Tokyo Gov. Naoki Inose, the "driving force behind the city’s successful 2020 Olympic bid," said on Thursday that he would "resign over a money scandal," according to Jonathan Soble of the FINANCIAL TIMES. The author-turned-politician, elected a year ago with record voter support, "had been under mounting pressure to quit" after it emerged in November that he had accepted a Y50M ($480,000) loan from the founder of a hospital group at the center of an investigation over electoral violations. Inose said, "Preparations for the Olympics and Paralympics, on which the nation’s honor depend, must not be hindered. I have no choice but to relinquish the governor’s position." It was "an abrupt fall" for a self-described “amateur” politician who "celebrated Tokyo’s Olympic selection in Buenos Aires in September alongside athletes, celebrities and national political leaders" (FT, 12/19
). REUTERS reported PM Shinzo Abe said Thursday that Japan "remained committed to offering the best Olympic Games in 2020," and that Inose's resignation "would not affect that." Abe, who worked with Inose to win the bid for '20, said that his resignation "should have no impact on the games." Abe: "Everyone shares the intention to host the best Olympic Games. That remains unchanged. I don’t see any impact" (REUTERS, 12/19
: KYODO reported Japanese Olympic Committee President Tsunekazu Takeda said that "he is sorry to hear that Tokyo Gov. Naoki Inose is resigning over a money scandal." Takeda: “We will keep close contact with the Tokyo Metropolitan Government and the central government so this development will not affect the setting up of the organizing committee and preparations for the games” (KYODO, 12/19

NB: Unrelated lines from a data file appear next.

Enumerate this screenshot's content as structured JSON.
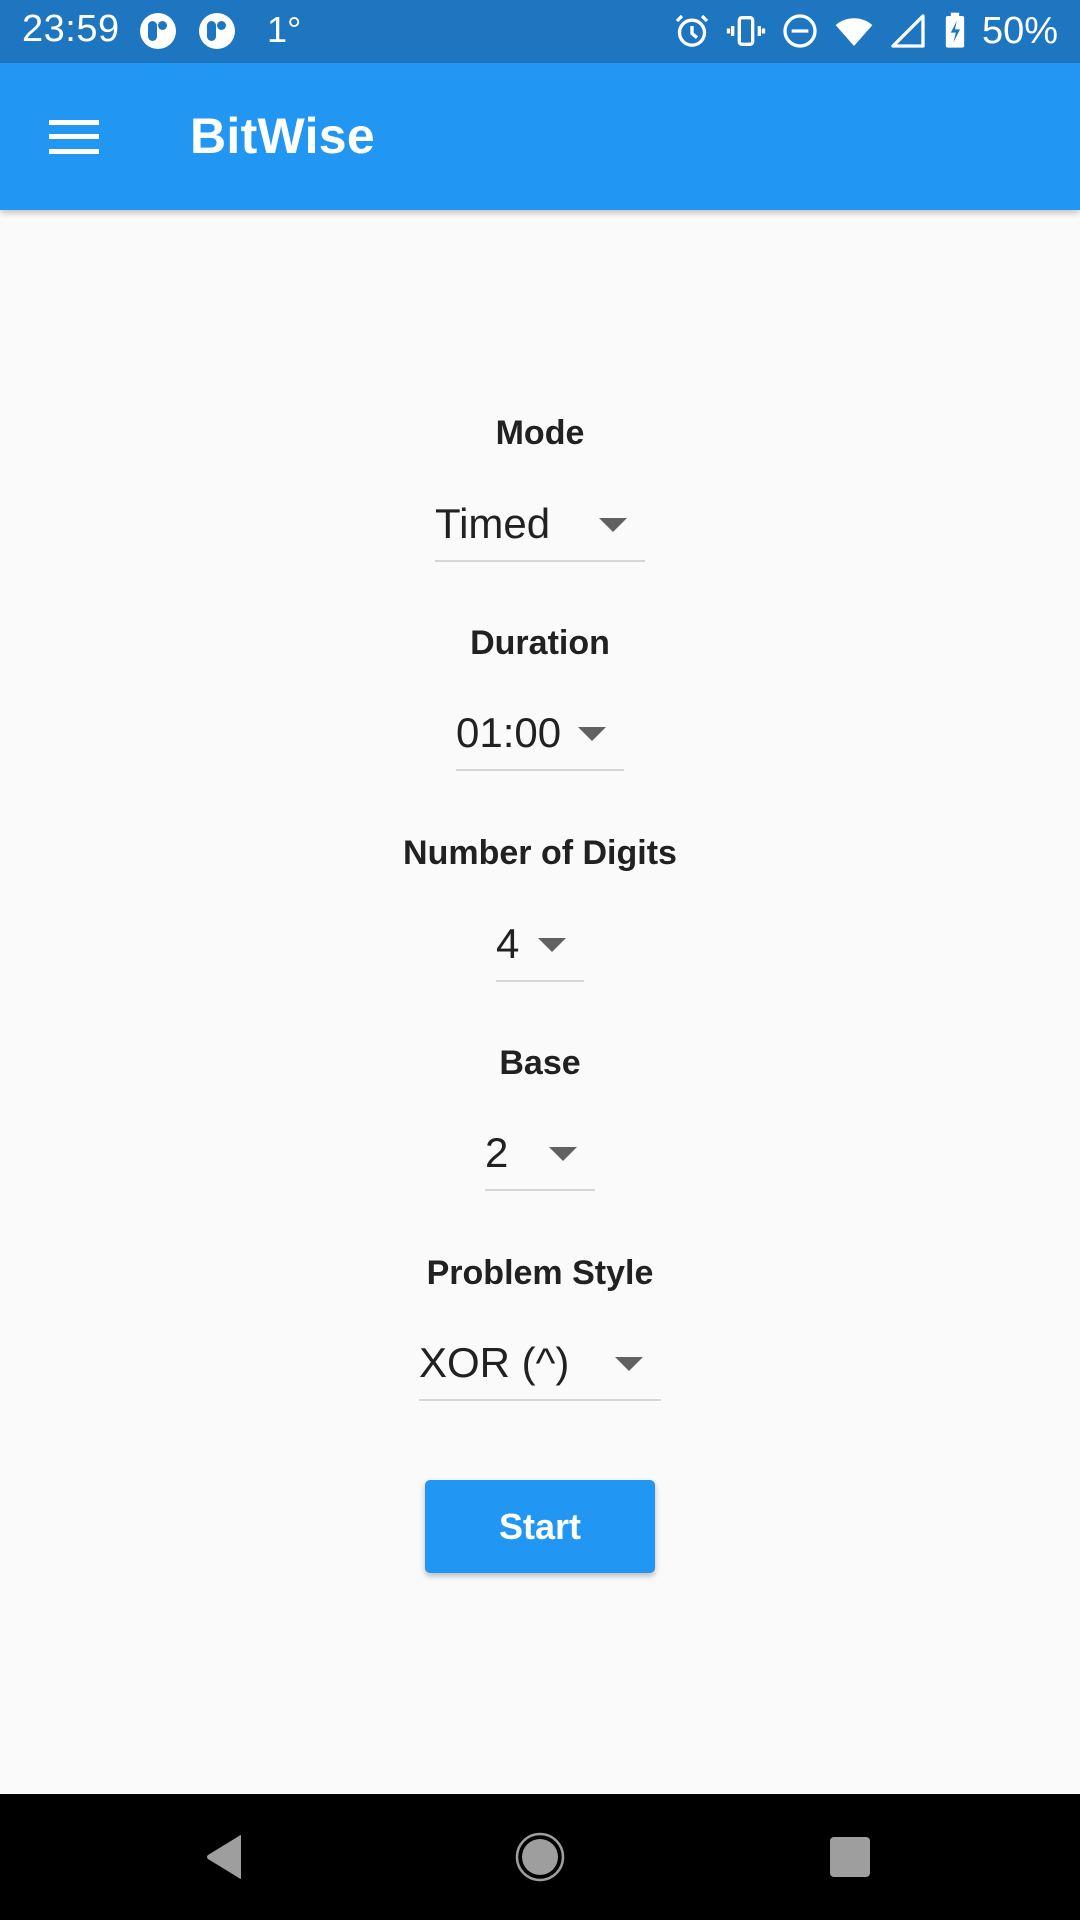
{
  "status_bar": {
    "time": "23:59",
    "temperature": "1°",
    "battery_percent": "50%",
    "left_icons": [
      "app-notification-icon",
      "app-notification-icon"
    ],
    "right_icons": [
      "alarm-icon",
      "vibrate-icon",
      "do-not-disturb-icon",
      "wifi-icon",
      "cell-signal-icon",
      "battery-charging-icon"
    ]
  },
  "app_bar": {
    "menu_icon": "hamburger-menu-icon",
    "title": "BitWise"
  },
  "form": {
    "fields": [
      {
        "label": "Mode",
        "value": "Timed"
      },
      {
        "label": "Duration",
        "value": "01:00"
      },
      {
        "label": "Number of Digits",
        "value": "4"
      },
      {
        "label": "Base",
        "value": "2"
      },
      {
        "label": "Problem Style",
        "value": "XOR (^)"
      }
    ],
    "start_label": "Start"
  },
  "nav_bar": {
    "buttons": [
      "back-icon",
      "home-icon",
      "recents-icon"
    ]
  },
  "colors": {
    "primary": "#2196f3",
    "status_bar": "#1e76c0",
    "background": "#fafafa"
  }
}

). KYODO also reported the IOC "remains unfazed by the resignation amid scandal" of Inose, saying that his departure "will not affect preparations for the 2020 Games." Inose's exit "leaves a gaping hole" as Tokyo readies to launch its organizing committee by Feb. 7. The IOC, however, "is confident Tokyo's buildup to its second Summer Olympics will not be impacted" (KYODO, 12/19